Scientists have been pursuing this breakthrough in condensed matter physics for more than a century. Superconducting materials have two key properties: electrical resistance vanishes, and the magnetic fields that are expelled pass around the superconducting material. Such materials could enable:

  • Power grids that transmit electricity without the loss of up to 200 million megawatt hours (MWh) of the energy that now occurs due to resistance in the wires
  • Frictionless, levitating high-speed trains
  • More affordable medical imaging and scanning techniques such as MRI and magnetocardiography
  • Faster, more efficient electronics for digital logic and memory device technology
  • Tokamak machines that use magnetic fields to confine plasmas to achieve fusion as a source of unlimited power

Previously, the Dias team reported creating two materialscarbonaceous sulfur hydride and yttrium superhydride—that are superconducting at 58 degrees Fahrenheit (14,4 degrees Celsius) /39 million psi and 12 degrees Fahreneheit/26 million psi respectively, in papers in Nature and Physical Review Letters.


How to Predict Stress at Atomic Scale

The amount of stress a material can withstand before it cracks is critical information when designing aircraft, spacecraft, and other structures. Aerospace engineers at the University of Illinois Urbana-Champaign used machine learning for the first time to predict stress in copper at the atomic scale.

According to Huck Beng Chew and his doctoral student Yue Cui, materials, such as copper, are very different at these very small scales.

Left: Machine learning based on artificial neural networks as constitutive laws for atomic stress predictions. Right: Quantifying the local stress state of grain boundaries from atomic coordinate information

Metals are typically polycrystalline in that they contain many grains,” Chew said. “Each grain is a single crystal structure where all the atoms are arranged neatly and very orderly.  But the atomic structure of the boundary where these grains meet can be very complex and tend to have very high stresses.”

These grain boundary stresses are responsible for the fracture and fatigue properties of the metal, but until now, such detailed atomic-scale stress measurements were confined to molecular dynamics simulation models.

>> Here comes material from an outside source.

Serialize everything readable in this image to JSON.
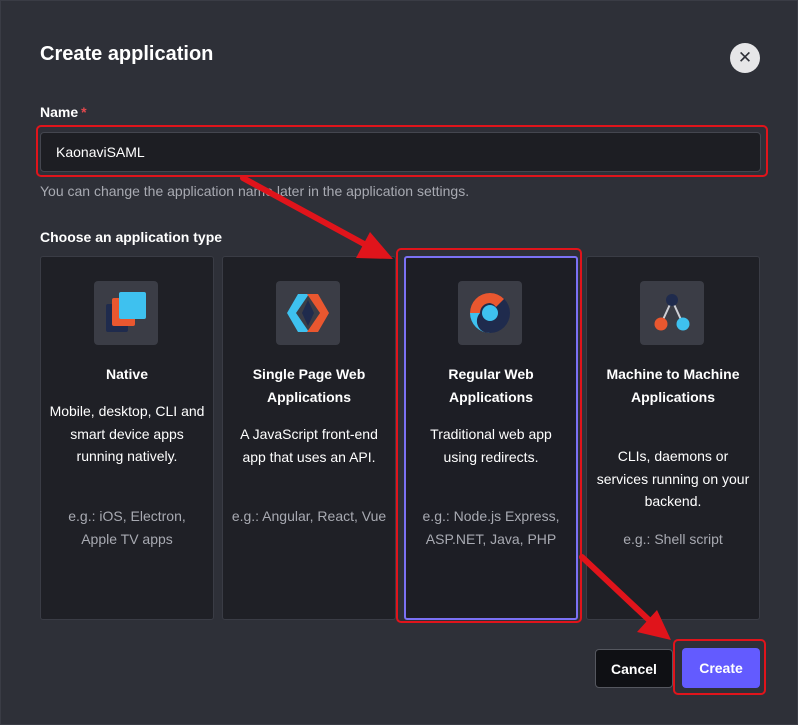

Using data-driven approaches based on machine learning enables the study to quantify, for the first time, the grain boundary stresses in actual metal specimens imaged by electron microscopy.

“We used molecular dynamics simulations of copper grain boundaries to train our machine learning algorithm to recognize the arrangements of the atoms along the boundaries and identify patterns in the stress distributions within different grain boundary structures,” Cui said. Eventually, the algorithm was able to predict very accurately the grain boundary stresses from both simulation and experimental image data with atomic-level resolution.

We tested the accuracy of the machine learning algorithm with lots of different grain boundary structures until we were confident that the approach was reliable,” Cui explained. The task was more challenging than they imagined, and they had to include physics-based constraints in their algorithms to achieve accurate predictions with limited training data.

When you train the machine learning algorithm on specific grain boundaries, you will get extremely high accuracy in the stress predictions of these same boundaries,” Chew said, “but the more important question is, can the algorithm then predict the stress state of a new boundary that it has never seen before?” For Chew , the answer is yes, and very well in fact.